In both cases, the silicone will make it easier to pack the material by affecting the slippage.


SIL/SIL means that silicone was applied on either side of the material. This gave rise to our favourite portmanteau words: SILNYLON (nylon coated with silicone) and SILPOLY (polyester coated with silicone. SIL/SIL works very well with light, delicate materials. It strengthens them and prevents abrasion. It also has a miraculous self-healing property. Small holes can “heal” by themselves.

The thickness of the material determines the amount of silicone applied. This means that thin materials will have limited impregnation possibilities. As a result, they will protect against rain but will not be waterproof. The SIL/SIL solution works well with equipment and clothes that are supposed to be very light and durable but not necessarily waterproof and breathable.
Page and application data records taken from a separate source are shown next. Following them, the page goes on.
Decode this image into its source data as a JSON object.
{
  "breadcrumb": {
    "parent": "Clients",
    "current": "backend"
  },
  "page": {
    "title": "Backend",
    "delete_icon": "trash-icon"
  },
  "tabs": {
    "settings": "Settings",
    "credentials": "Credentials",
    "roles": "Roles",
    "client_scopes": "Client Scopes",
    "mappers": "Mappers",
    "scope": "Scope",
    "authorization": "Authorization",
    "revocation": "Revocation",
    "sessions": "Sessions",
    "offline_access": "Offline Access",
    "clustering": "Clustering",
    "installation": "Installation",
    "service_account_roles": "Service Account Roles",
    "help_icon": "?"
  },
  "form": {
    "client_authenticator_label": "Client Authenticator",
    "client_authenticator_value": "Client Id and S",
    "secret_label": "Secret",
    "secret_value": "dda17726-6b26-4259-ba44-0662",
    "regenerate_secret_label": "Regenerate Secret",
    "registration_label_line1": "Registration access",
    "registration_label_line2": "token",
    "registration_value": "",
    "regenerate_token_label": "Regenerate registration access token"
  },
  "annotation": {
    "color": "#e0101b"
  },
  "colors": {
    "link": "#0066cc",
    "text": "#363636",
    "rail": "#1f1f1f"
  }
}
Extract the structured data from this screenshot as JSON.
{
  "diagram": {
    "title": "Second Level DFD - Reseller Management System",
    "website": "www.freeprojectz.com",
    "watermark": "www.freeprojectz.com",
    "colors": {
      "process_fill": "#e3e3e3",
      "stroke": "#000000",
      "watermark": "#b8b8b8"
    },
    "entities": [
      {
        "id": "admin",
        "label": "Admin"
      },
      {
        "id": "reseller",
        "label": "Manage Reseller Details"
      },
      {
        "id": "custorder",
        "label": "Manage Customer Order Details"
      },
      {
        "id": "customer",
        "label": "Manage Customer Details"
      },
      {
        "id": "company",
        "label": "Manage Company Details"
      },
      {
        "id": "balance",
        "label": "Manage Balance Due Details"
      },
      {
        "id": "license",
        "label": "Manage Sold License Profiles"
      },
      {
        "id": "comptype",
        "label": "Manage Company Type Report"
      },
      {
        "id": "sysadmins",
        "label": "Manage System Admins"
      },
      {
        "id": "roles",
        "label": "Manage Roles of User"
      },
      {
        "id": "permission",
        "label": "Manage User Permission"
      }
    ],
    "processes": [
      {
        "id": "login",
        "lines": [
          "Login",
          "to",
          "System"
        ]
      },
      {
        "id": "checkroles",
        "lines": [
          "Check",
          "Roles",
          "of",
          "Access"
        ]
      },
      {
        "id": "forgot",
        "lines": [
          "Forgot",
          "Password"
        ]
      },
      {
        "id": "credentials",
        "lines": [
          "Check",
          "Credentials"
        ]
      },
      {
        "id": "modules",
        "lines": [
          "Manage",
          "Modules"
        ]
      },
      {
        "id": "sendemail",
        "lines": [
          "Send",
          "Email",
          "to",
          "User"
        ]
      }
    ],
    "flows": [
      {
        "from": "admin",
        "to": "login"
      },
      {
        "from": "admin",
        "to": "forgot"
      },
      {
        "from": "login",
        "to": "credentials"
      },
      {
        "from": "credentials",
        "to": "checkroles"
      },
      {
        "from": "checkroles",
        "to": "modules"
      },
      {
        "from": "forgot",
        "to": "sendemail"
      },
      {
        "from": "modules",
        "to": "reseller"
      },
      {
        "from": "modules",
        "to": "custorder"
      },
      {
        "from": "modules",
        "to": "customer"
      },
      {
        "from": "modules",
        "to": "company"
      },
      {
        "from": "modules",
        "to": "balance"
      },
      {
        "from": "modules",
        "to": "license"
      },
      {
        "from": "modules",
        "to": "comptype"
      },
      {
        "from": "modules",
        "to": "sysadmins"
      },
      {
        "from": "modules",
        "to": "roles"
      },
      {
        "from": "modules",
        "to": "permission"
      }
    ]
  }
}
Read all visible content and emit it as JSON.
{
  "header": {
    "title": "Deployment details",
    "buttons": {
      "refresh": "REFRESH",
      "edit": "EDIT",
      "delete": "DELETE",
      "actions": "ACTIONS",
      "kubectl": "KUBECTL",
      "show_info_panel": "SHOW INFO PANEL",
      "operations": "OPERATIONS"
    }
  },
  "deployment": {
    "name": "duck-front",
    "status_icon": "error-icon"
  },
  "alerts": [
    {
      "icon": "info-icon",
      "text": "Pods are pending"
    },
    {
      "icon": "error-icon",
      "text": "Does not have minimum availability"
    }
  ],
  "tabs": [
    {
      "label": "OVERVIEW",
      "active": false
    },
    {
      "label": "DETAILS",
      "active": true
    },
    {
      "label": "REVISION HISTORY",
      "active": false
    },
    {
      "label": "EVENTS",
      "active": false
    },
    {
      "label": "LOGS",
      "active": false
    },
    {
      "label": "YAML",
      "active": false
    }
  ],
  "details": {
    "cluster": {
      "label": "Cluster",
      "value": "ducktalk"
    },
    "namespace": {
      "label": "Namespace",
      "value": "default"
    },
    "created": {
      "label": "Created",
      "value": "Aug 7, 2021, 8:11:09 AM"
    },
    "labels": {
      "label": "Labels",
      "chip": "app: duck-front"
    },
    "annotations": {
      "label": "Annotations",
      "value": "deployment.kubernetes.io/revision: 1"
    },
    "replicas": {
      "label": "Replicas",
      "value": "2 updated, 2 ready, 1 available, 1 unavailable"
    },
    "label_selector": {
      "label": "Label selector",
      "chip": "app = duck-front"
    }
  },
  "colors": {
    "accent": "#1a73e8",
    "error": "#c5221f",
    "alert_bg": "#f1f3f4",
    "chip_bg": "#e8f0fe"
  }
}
The biggest problem is to set priorities. Would I prefer to be drenched in sweat and wake up with swollen eyes due to lack of oxygen in the tent? Do I want the juicy greenery of my tarp to resemble melted mint ice cream after two summer seasons? Do I wish to carry a heavy if rotting backpack or a dry if flammable one? If this choice is too much of a burden, use the table below to set your priorities.

Instead of PU, PE, silicone and DWR, you can of course use the DIY option: drive an iron over beeswax or diligently rub a candle into your jacket. You can also rush to a Castorama store for white spirit, press a tube of silicone into it and spray the mixture over your backpack. Then you can spend the night keeping your fingers crossed for it to work. You can also choose to chemically impregnate it :).

PE PU Silicon impregnation fabric